Jesus says in order to live well there are certain things in life you shouldn’t give much thought to, like what you will eat, or what you will wear (Lk. 12:22). Why? Because life is more than food and clothing (Lk. 12:23). Notice, that He doesn’t say it is less than food and clothing. He says it’s more. Think back to the way Jesus denounced the Pharisees for their “bad eyes” – remember, they can’t see clearly so they make bad judgments (Lk. 11:34-36). In the Bible, bad eyes are frequently connected to greed and covetousness (e.g. Mt. 6:22-24). Bad eyes make you think that food and clothing are the most important elements of your life. But Jesus says that food and clothing actually come rather naturally. Take the ravens for example: they don’t have fancy farming methods; they don’t build big barns; and God provides for them (Lk. 12:24). Notice that ravens do go out looking for food. God’s provision doesn’t come magically, but God’s provision does come through fairly simple, natural means. The same thing goes for growing taller (Lk. 12:25). You can’t force it, but it happens as you eat healthy and sleep at night. Jesus reasons that if you can’t make yourself grow taller, why would you think that food and clothing is all up to you (Lk. 12:26)? Jesus gives another analogy: consider the lilies (Lk. 12:27). They’re a lot more glorious than Solomon ever was, not because they take extra care for themselves but because God clothes them. God loves beauty, and Jesus says that He loves to beautify His people, even those of very little faith (Lk. 12:28).
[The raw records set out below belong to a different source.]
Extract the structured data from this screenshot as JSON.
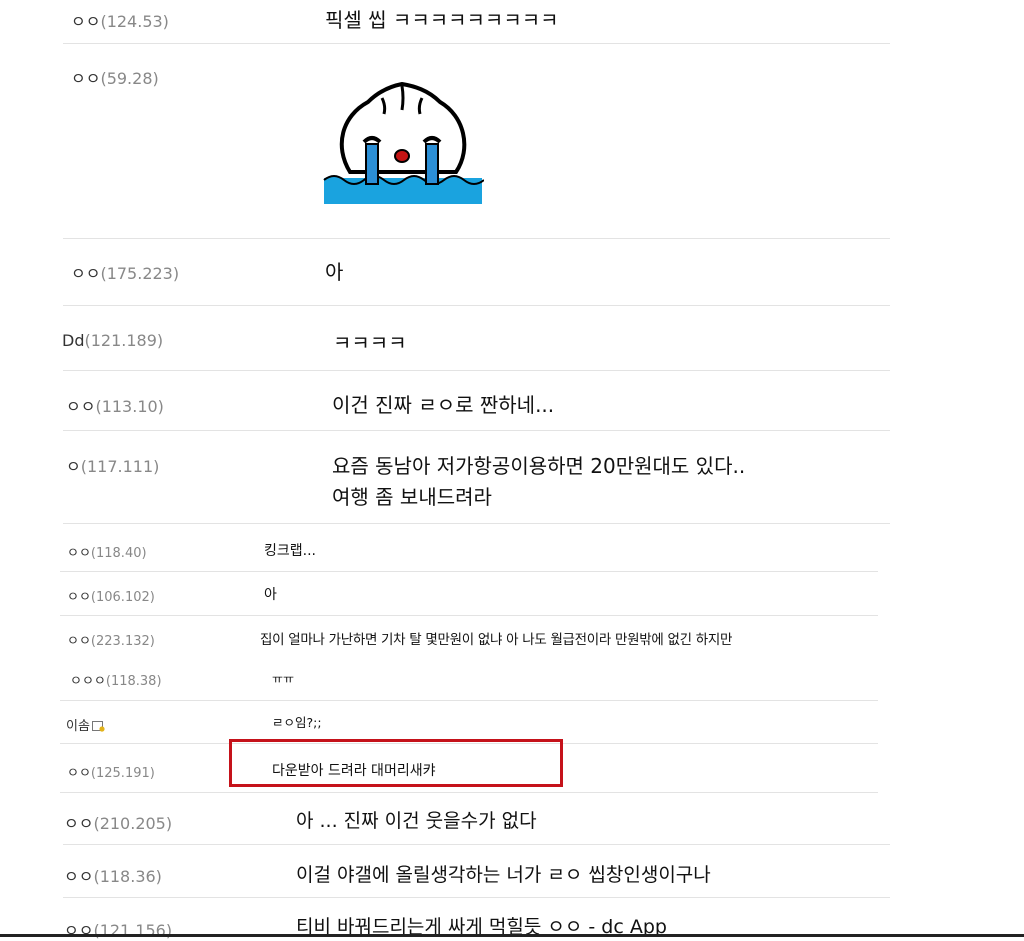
{
  "comments": [
    {
      "nick": "ㅇㅇ",
      "ip": "(124.53)",
      "text": "픽셀 씹 ㅋㅋㅋㅋㅋㅋㅋㅋㅋ"
    },
    {
      "nick": "ㅇㅇ",
      "ip": "(59.28)",
      "text": "",
      "emoticon": "crying-dumpling-emoticon"
    },
    {
      "nick": "ㅇㅇ",
      "ip": "(175.223)",
      "text": "아"
    },
    {
      "nick": "Dd",
      "ip": "(121.189)",
      "text": "ㅋㅋㅋㅋ"
    },
    {
      "nick": "ㅇㅇ",
      "ip": "(113.10)",
      "text": "이건 진짜 ㄹㅇ로 짠하네..."
    },
    {
      "nick": "ㅇ",
      "ip": "(117.111)",
      "text": "요즘 동남아 저가항공이용하면 20만원대도 있다..",
      "text2": "여행 좀 보내드려라"
    }
  ],
  "replies": [
    {
      "nick": "ㅇㅇ",
      "ip": "(118.40)",
      "text": "킹크랩..."
    },
    {
      "nick": "ㅇㅇ",
      "ip": "(106.102)",
      "text": "아"
    },
    {
      "nick": "ㅇㅇ",
      "ip": "(223.132)",
      "text": "집이 얼마나 가난하면 기차 탈 몇만원이 없냐 아 나도 월급전이라 만원밖에 없긴 하지만"
    },
    {
      "nick": "ㅇㅇㅇ",
      "ip": "(118.38)",
      "text": "ㅠㅠ"
    },
    {
      "nick": "이솜",
      "ip": "",
      "text": "ㄹㅇ임?;;"
    },
    {
      "nick": "ㅇㅇ",
      "ip": "(125.191)",
      "text": "다운받아 드려라 대머리새캬"
    }
  ],
  "comments2": [
    {
      "nick": "ㅇㅇ",
      "ip": "(210.205)",
      "text": "아 ... 진짜 이건 웃을수가 없다"
    },
    {
      "nick": "ㅇㅇ",
      "ip": "(118.36)",
      "text": "이걸 야갤에 올릴생각하는 너가 ㄹㅇ 씹창인생이구나"
    },
    {
      "nick": "ㅇㅇ",
      "ip": "(121.156)",
      "text": "티비 바꿔드리는게 싸게 먹힐듯 ㅇㅇ - dc App"
    }
  ],
  "colors": {
    "highlight": "#c5121a",
    "water": "#1aa3df",
    "tears": "#2b8fd6"
  }
}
Conclusions & Applications
The whole point of this passage is that human beings have a tendency to aim terribly low. To think that if we just had that one other thing then our life would be complete is a ridiculous folly because it sells life so short. Compared to the glory of God, the Kingdom of God coming in this world in history, everything else is pocket change. Covetousness is lowballing God, the universe, the gospel, and yourself. Covetousness is obsessing over pennies and nickels and maybe some really shiny quarters, when your Father in Heaven is the author and possessor of all the wealth in the universe.
This is why Jesus says not to worry about what you will eat or drink (Lk. 12:29). The nations of the world have to stress about those things because they don’t know your Father. But your Father knows that you need all these things, and He’s already made arrangements for all of them (Lk. 12:30). Rather than bothering with those little, petty details, He wants you to be concerned with the Kingdom of God (Lk. 12:31). Are you focused on the mission of God, the Kingdom of God? Are you seeking His Kingdom first? Or are you preoccupied with these other things?
What does that mean? It means that your goal is to see every knee bow and every tongue confess that Jesus Christ is Lord. Your goal is to see every human being, every man, woman, and child made in the image of God living up to their full potential in Christ. Covetousness always collapses into a materialistic worldview because it says that life consists of things. But Jesus says this is foolish. And He says that this folly is rooted in fear. Jesus says, “Fear not, little flock; for it is your Father’s good pleasure to give you the Kingdom” (Lk. 12:32). That’s good news. And the good news of that Kingdom is found in Jesus. It’s the Father’s good pleasure to give you the Kingdom because Jesus is His Son in whom He is well pleased. Jesus is the treasure of the Kingdom. And he who has the Son has the Life. This translates into radical generosity, “moneybags that do not grow old,” (Lk. 12:33) and the kind resources to build cultures of beauty.